On a dark, damp January evening, the first meeting in the New Year of the Local History Society was well attended with several new members welcomed.
Our Speaker was Peter Waszak MSc, a former School Librarian, a Local Author and Historian with several books to his credit and a Railway enthusiast. His talk this evening was entitled “Commercial Traffic on the River Nene in the Nineteenth Century”
The Nene (or ‘Nen’ as it’s pronounced in Northampton) is the 10th longest river in the UK. It rises in Northamptonshire and merges with several tributaries and The Grand Union Canal before its following its twisting course through Northampton, Wellingborough, Thrapston, and Oundle and through the Nene Valley flood plains to Peterborough. Once through the ‘Dog and Doublet Lock it becomes tidel and continues to Wisbech, through the Fens to it’s outlet in the East coast Wash. It’s a gentle flowing river with a total fall of just 200 feet.
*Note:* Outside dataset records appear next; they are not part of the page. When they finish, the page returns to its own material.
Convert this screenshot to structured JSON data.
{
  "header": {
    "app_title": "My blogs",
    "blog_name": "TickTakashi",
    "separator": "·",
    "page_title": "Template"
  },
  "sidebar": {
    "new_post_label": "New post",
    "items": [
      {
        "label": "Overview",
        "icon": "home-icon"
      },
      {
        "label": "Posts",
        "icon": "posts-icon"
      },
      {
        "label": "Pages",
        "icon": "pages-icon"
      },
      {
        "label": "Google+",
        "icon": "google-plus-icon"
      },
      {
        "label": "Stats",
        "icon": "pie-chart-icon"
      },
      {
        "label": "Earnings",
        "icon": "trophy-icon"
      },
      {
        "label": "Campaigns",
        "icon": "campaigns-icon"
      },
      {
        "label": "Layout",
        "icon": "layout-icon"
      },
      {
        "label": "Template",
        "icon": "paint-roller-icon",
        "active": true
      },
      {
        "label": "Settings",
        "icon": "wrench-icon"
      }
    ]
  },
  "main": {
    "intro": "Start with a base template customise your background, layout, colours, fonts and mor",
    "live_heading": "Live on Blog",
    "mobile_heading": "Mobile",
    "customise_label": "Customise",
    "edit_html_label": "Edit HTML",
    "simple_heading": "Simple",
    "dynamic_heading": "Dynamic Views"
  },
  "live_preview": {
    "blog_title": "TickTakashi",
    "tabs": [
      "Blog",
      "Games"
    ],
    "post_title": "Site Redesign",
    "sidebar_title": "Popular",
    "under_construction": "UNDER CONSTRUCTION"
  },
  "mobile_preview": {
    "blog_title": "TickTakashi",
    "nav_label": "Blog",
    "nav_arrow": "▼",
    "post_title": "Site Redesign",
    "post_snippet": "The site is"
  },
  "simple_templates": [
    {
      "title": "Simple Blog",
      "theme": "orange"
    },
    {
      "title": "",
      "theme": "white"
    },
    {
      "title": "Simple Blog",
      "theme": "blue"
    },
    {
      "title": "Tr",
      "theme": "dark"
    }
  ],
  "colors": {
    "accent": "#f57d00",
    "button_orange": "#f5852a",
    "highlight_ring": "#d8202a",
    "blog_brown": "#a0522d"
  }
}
The Nene today is a peaceful rural river used solely for Leisure, but back in the 19th Century and especially before the coming of the railway network, it was a hive of activity with river Lighters and Barges moving at their own pace along the river and connecting with the many waterways and drains that ran deep into Fen countryside. It was the main routes for the transportation of goods of all description. The roads through the Fens were rutted mud tracks and subject to flooding and subsiding so were unsuitable for transporting goods. The railway didn’t penetrate the Fens until the late 19th century. The history of this river traffic is sketchy due to the poor record keeping of the Lighter men and the Lock keepers and Toll keepers. Much deception and corruption existed during that time.
As the Railways networks extended into the Fen towns the river traffic decreased and the River, the Docks and the Wharfs were neglected and fell into disrepair. Abandoned Lighters can sometimes be seen decaying and partially buried in the silted banks. After 1890 the river wasn’t dredged and slowly became neglected and silted up until serious flooding made maintainance essential.
Peter’s talk gave us a fascinating insight to our Rivers past commercial history and I’m sure was enjoyed by all.